** Opening Source records block **
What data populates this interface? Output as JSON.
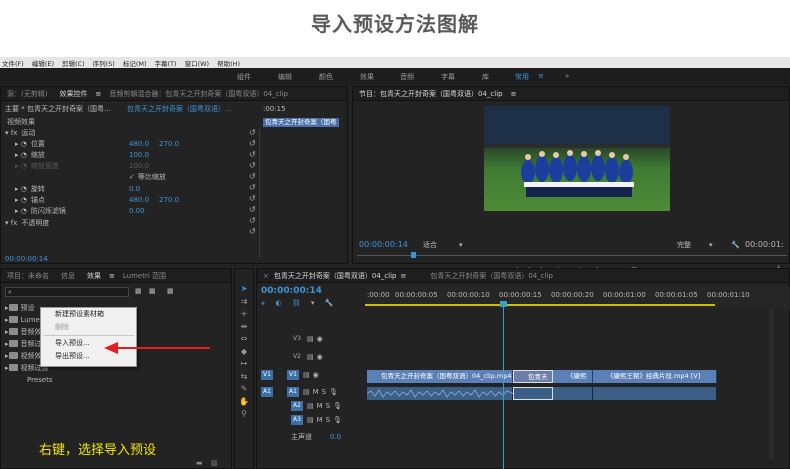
{
  "page_title": "导入预设方法图解",
  "menubar": [
    "文件(F)",
    "编辑(E)",
    "剪辑(C)",
    "序列(S)",
    "标记(M)",
    "字幕(T)",
    "窗口(W)",
    "帮助(H)"
  ],
  "workspaces": [
    "组件",
    "编辑",
    "颜色",
    "效果",
    "音频",
    "字幕",
    "库",
    "常用"
  ],
  "workspace_active_menu": "≡",
  "workspace_more": "»",
  "effect_controls": {
    "tab_source": "源：(无剪辑)",
    "tab_effect": "效果控件",
    "tab_menu": "≡",
    "tab_mixer": "音频剪辑混合器：包青天之开封奇案（国粤双语）04_clip",
    "master_label": "主要 * 包青天之开封奇案（国粤...",
    "sequence_label": "包青天之开封奇案（国粤双语）...",
    "time_start": ":00:15",
    "clip_bar": "包青天之开封奇案（国粤",
    "section_video": "视频效果",
    "motion": "运动",
    "position": "位置",
    "position_x": "480.0",
    "position_y": "270.0",
    "scale": "缩放",
    "scale_value": "100.0",
    "scale_width": "缩放宽度",
    "scale_width_value": "100.0",
    "uniform_scale": "等比缩放",
    "rotation": "旋转",
    "rotation_value": "0.0",
    "anchor": "锚点",
    "anchor_x": "480.0",
    "anchor_y": "270.0",
    "antiflicker": "防闪烁滤镜",
    "antiflicker_value": "0.00",
    "opacity": "不透明度",
    "timecode": "00:00:00:14"
  },
  "program_monitor": {
    "title": "节目：包青天之开封奇案（国粤双语）04_clip",
    "tab_menu": "≡",
    "timecode": "00:00:00:14",
    "fit": "适合",
    "quality": "完整",
    "duration": "00:00:01:"
  },
  "project_panel": {
    "tabs": [
      "项目：未命名",
      "信息",
      "效果",
      "Lumetri 范围"
    ],
    "tab_menu": "≡",
    "search_icon": "⌕",
    "folders": [
      "预设",
      "Lumetri 预设",
      "音频效果",
      "音频过渡",
      "视频效果",
      "视频过渡",
      "Presets"
    ],
    "annotation": "右键，选择导入预设"
  },
  "context_menu": {
    "items": [
      "新建预设素材箱",
      "删除",
      "导入预设...",
      "导出预设..."
    ]
  },
  "timeline": {
    "tab_close": "×",
    "seq_tab": "包青天之开封奇案（国粤双语）04_clip",
    "tab_menu": "≡",
    "seq_tab2": "包青天之开封奇案（国粤双语）04_clip",
    "timecode": "00:00:00:14",
    "ruler": [
      ":00:00",
      "00:00:00:05",
      "00:00:00:10",
      "00:00:00:15",
      "00:00:00:20",
      "00:00:01:00",
      "00:00:01:05",
      "00:00:01:10"
    ],
    "video_tracks": [
      "V3",
      "V2",
      "V1"
    ],
    "audio_tracks": [
      "A1",
      "A2",
      "A3"
    ],
    "source_v": "V1",
    "source_a": "A1",
    "master": "主声道",
    "master_value": "0.0",
    "clips": [
      {
        "label": "包青天之开封奇案（国粤双语）04_clip.mp4 [V]"
      },
      {
        "label": "包青天"
      },
      {
        "label": "《康熙"
      },
      {
        "label": "《康熙王朝》经典片段.mp4 [V]"
      }
    ]
  },
  "colors": {
    "accent_blue": "#3d95d8",
    "playhead": "#3aa0c0",
    "arrow_red": "#e02020",
    "annotation_yellow": "#f2e600"
  },
  "icons": {
    "reset": "↺",
    "play": "▶",
    "step_back": "◀|",
    "step_fwd": "|▶",
    "wrench": "🔧",
    "camera": "📷",
    "plus": "+",
    "mark_in": "{",
    "mark_out": "}"
  }
}
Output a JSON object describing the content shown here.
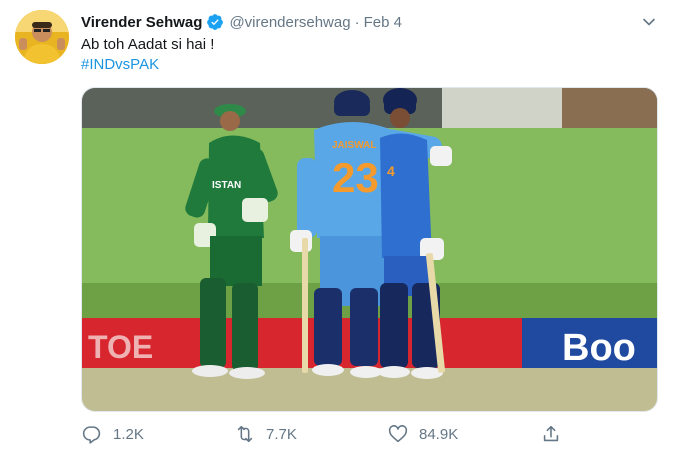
{
  "tweet": {
    "author": {
      "display_name": "Virender Sehwag",
      "handle": "@virendersehwag",
      "verified": true
    },
    "date": "Feb 4",
    "separator": "·",
    "text": "Ab toh Aadat si hai !",
    "hashtag": "#INDvsPAK",
    "media": {
      "jersey_name": "JAISWAL",
      "jersey_number": "23",
      "jersey_number_2": "4",
      "pak_chest_text": "ISTAN",
      "board_left": "TOE",
      "board_right": "Boo"
    },
    "actions": {
      "replies": "1.2K",
      "retweets": "7.7K",
      "likes": "84.9K"
    }
  },
  "colors": {
    "link": "#1b95e0",
    "secondary_text": "#657786",
    "verified": "#1da1f2"
  }
}
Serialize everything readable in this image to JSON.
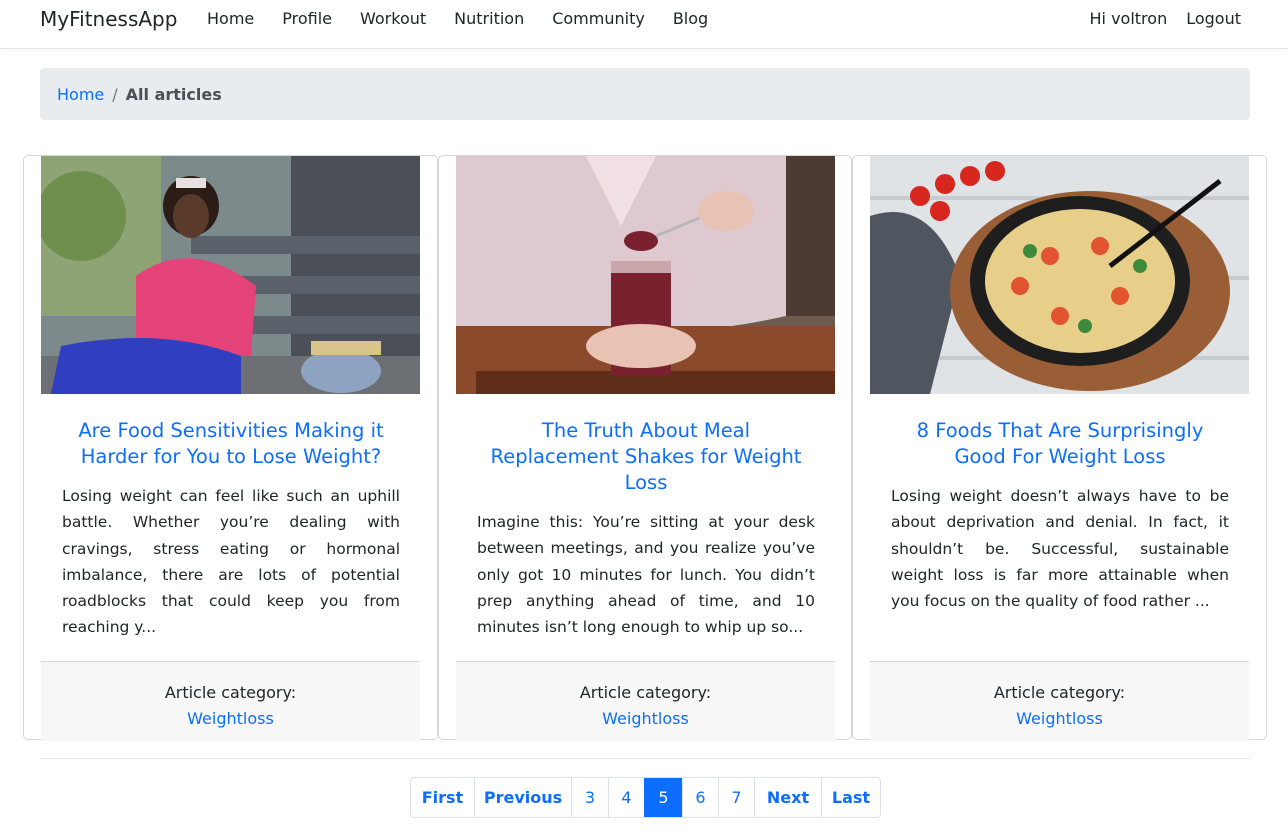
{
  "nav": {
    "brand": "MyFitnessApp",
    "links": [
      "Home",
      "Profile",
      "Workout",
      "Nutrition",
      "Community",
      "Blog"
    ],
    "greeting": "Hi voltron",
    "logout": "Logout"
  },
  "breadcrumb": {
    "home": "Home",
    "separator": "/",
    "current": "All articles"
  },
  "articles": [
    {
      "title": "Are Food Sensitivities Making it Harder for You to Lose Weight?",
      "excerpt": "Losing weight can feel like such an uphill battle. Whether you’re dealing with cravings, stress eating or hormonal imbalance, there are lots of potential roadblocks that could keep you from reaching y...",
      "category_label": "Article category:",
      "category": "Weightloss"
    },
    {
      "title": "The Truth About Meal Replacement Shakes for Weight Loss",
      "excerpt": "Imagine this: You’re sitting at your desk between meetings, and you realize you’ve only got 10 minutes for lunch. You didn’t prep anything ahead of time, and 10 minutes isn’t long enough to whip up so...",
      "category_label": "Article category:",
      "category": "Weightloss"
    },
    {
      "title": "8 Foods That Are Surprisingly Good For Weight Loss",
      "excerpt": "Losing weight doesn’t always have to be about deprivation and denial. In fact, it shouldn’t be. Successful, sustainable weight loss is far more attainable when you focus on the quality of food rather ...",
      "category_label": "Article category:",
      "category": "Weightloss"
    }
  ],
  "pagination": {
    "first": "First",
    "previous": "Previous",
    "pages": [
      "3",
      "4",
      "5",
      "6",
      "7"
    ],
    "current": "5",
    "next": "Next",
    "last": "Last"
  }
}
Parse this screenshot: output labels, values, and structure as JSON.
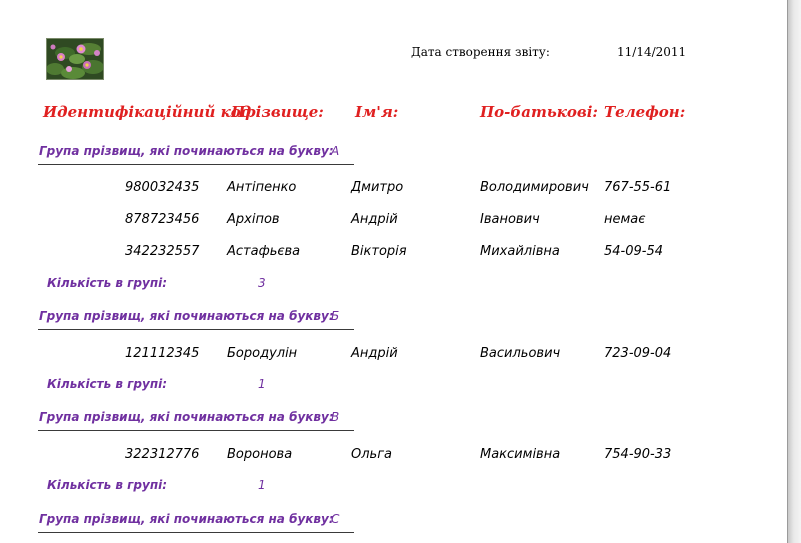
{
  "report": {
    "date_label": "Дата створення звіту:",
    "date_value": "11/14/2011",
    "headers": [
      "Идентифікаційний код",
      "Прізвище:",
      "Ім'я:",
      "По-батькові:",
      "Телефон:"
    ],
    "group_label": "Група прізвищ, які починаються на букву:",
    "count_label": "Кількість в групі:",
    "groups": [
      {
        "letter": "А",
        "rows": [
          [
            "980032435",
            "Антіпенко",
            "Дмитро",
            "Володимирович",
            "767-55-61"
          ],
          [
            "878723456",
            "Архіпов",
            "Андрій",
            "Іванович",
            "немає"
          ],
          [
            "342232557",
            "Астафьєва",
            "Вікторія",
            "Михайлівна",
            "54-09-54"
          ]
        ],
        "count": "3"
      },
      {
        "letter": "Б",
        "rows": [
          [
            "121112345",
            "Бородулін",
            "Андрій",
            "Васильович",
            "723-09-04"
          ]
        ],
        "count": "1"
      },
      {
        "letter": "В",
        "rows": [
          [
            "322312776",
            "Воронова",
            "Ольга",
            "Максимівна",
            "754-90-33"
          ]
        ],
        "count": "1"
      },
      {
        "letter": "С",
        "rows": [],
        "count": null
      }
    ]
  },
  "icons": {
    "logo": "water-lily-image"
  },
  "colors": {
    "header": "#e02020",
    "group": "#7030a0"
  }
}
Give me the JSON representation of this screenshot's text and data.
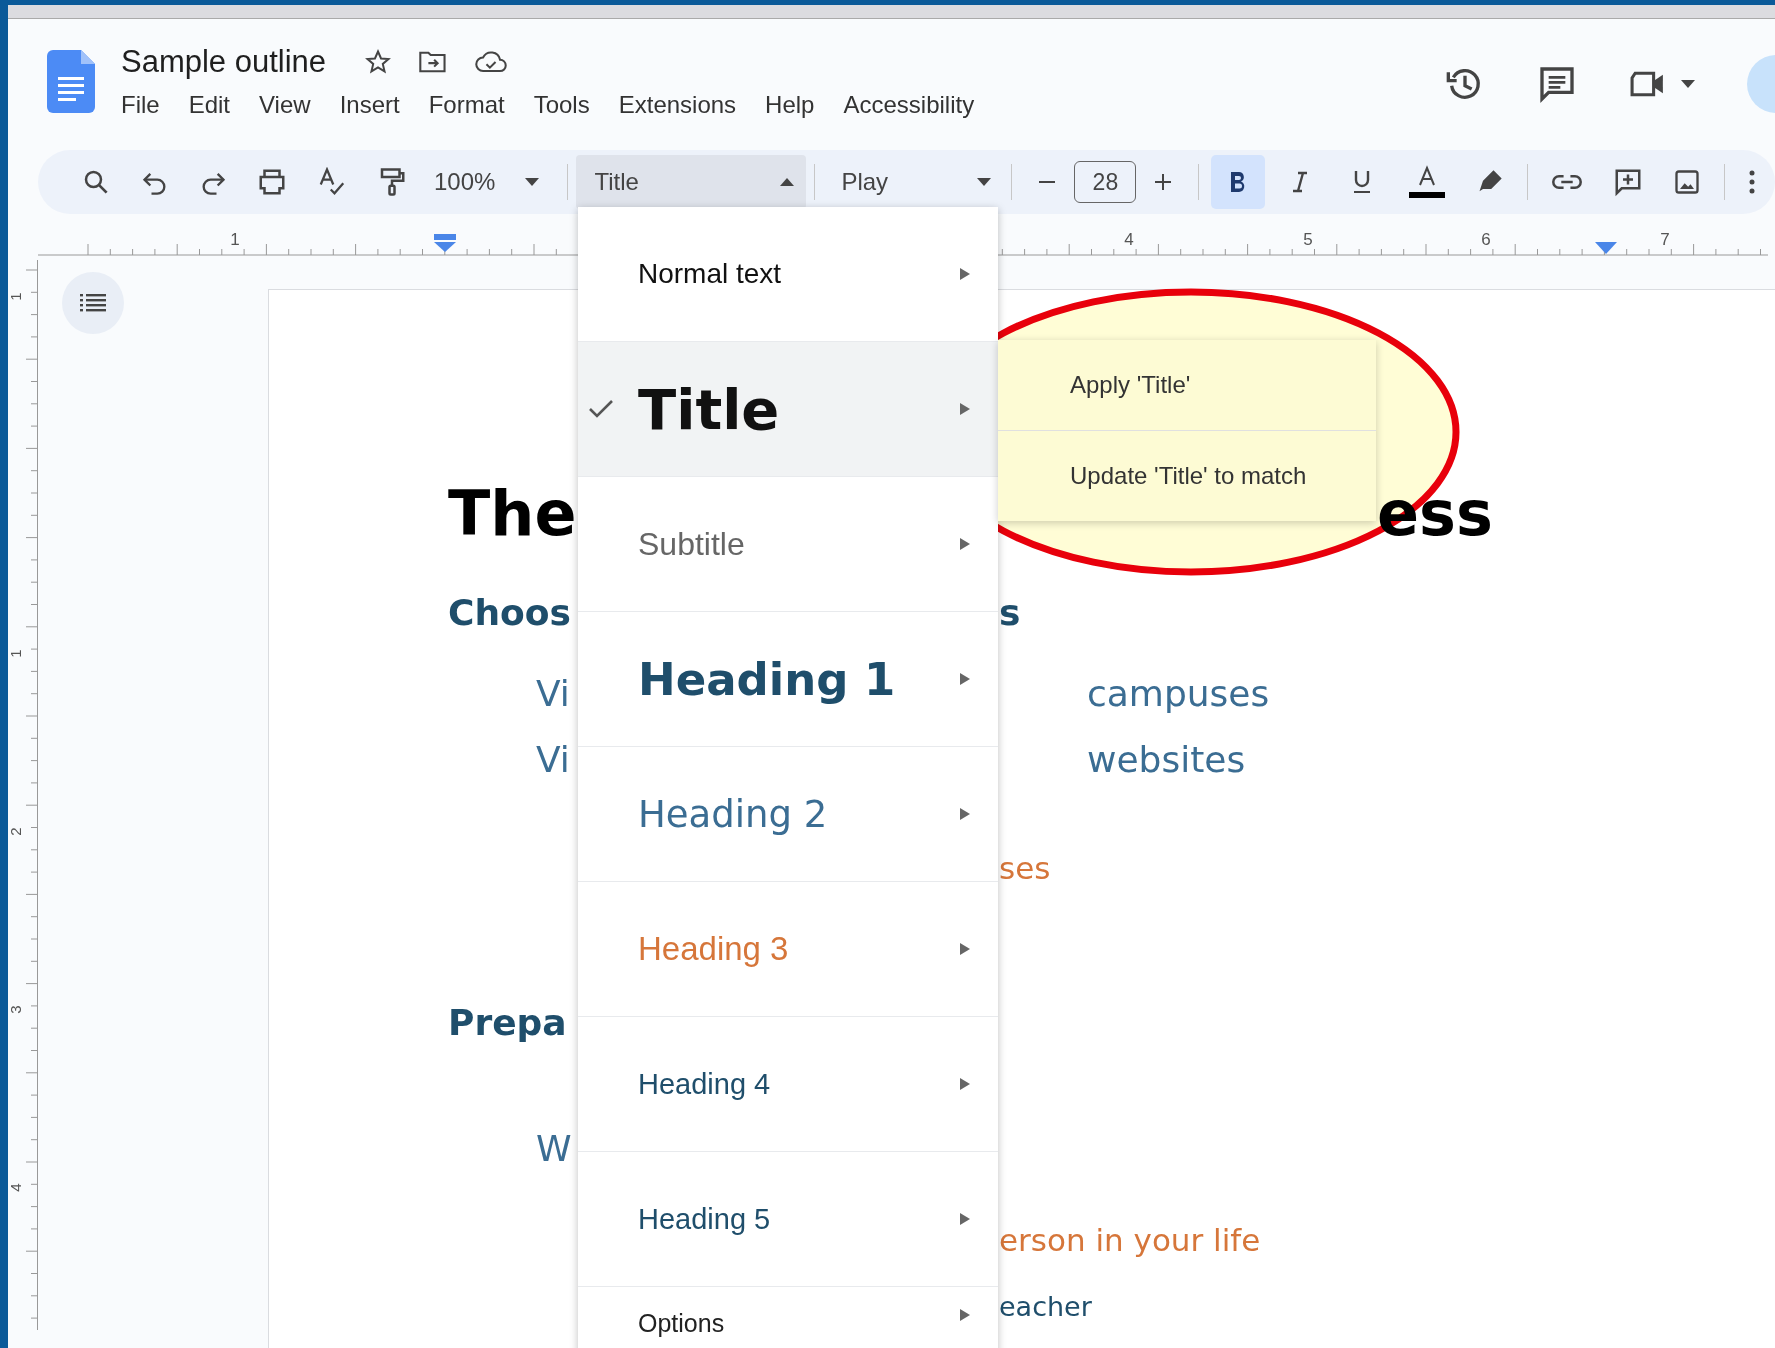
{
  "document": {
    "title": "Sample outline"
  },
  "menu_bar": [
    "File",
    "Edit",
    "View",
    "Insert",
    "Format",
    "Tools",
    "Extensions",
    "Help",
    "Accessibility"
  ],
  "toolbar": {
    "zoom": "100%",
    "style": "Title",
    "font": "Play",
    "font_size": "28",
    "bold": true,
    "italic": false,
    "underline": false
  },
  "ruler": {
    "labels": [
      "1",
      "4",
      "5",
      "6",
      "7"
    ]
  },
  "vertical_ruler": {
    "labels": [
      "1",
      "1",
      "2",
      "3",
      "4"
    ]
  },
  "page_lines": [
    {
      "kind": "title",
      "left": "The",
      "right": "ess"
    },
    {
      "kind": "heading1",
      "left": "Choos",
      "right": "s"
    },
    {
      "kind": "heading2",
      "left": "Vi",
      "right": "campuses"
    },
    {
      "kind": "heading2",
      "left": "Vi",
      "right": "websites"
    },
    {
      "kind": "heading3",
      "right": "ses"
    },
    {
      "kind": "heading1",
      "left": "Prepa"
    },
    {
      "kind": "heading2",
      "left": "W"
    },
    {
      "kind": "heading3",
      "right": "erson in your life"
    },
    {
      "kind": "heading4",
      "right": "eacher"
    }
  ],
  "style_menu": {
    "items": [
      {
        "kind": "normal",
        "label": "Normal text",
        "selected": false
      },
      {
        "kind": "title",
        "label": "Title",
        "selected": true
      },
      {
        "kind": "subtitle",
        "label": "Subtitle",
        "selected": false
      },
      {
        "kind": "heading1",
        "label": "Heading 1",
        "selected": false
      },
      {
        "kind": "heading2",
        "label": "Heading 2",
        "selected": false
      },
      {
        "kind": "heading3",
        "label": "Heading 3",
        "selected": false
      },
      {
        "kind": "heading4",
        "label": "Heading 4",
        "selected": false
      },
      {
        "kind": "heading5",
        "label": "Heading 5",
        "selected": false
      },
      {
        "kind": "options",
        "label": "Options",
        "selected": false
      }
    ],
    "submenu": [
      "Apply 'Title'",
      "Update 'Title' to match"
    ]
  }
}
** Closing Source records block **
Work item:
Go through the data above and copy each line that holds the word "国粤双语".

Reply:
    "tab_mixer": "音频剪辑混合器：包青天之开封奇案（国粤双语）04_clip",
    "sequence_label": "包青天之开封奇案（国粤双语）...",
    "title": "节目：包青天之开封奇案（国粤双语）04_clip",
    "seq_tab": "包青天之开封奇案（国粤双语）04_clip",
    "seq_tab2": "包青天之开封奇案（国粤双语）04_clip",
        "label": "包青天之开封奇案（国粤双语）04_clip.mp4 [V]"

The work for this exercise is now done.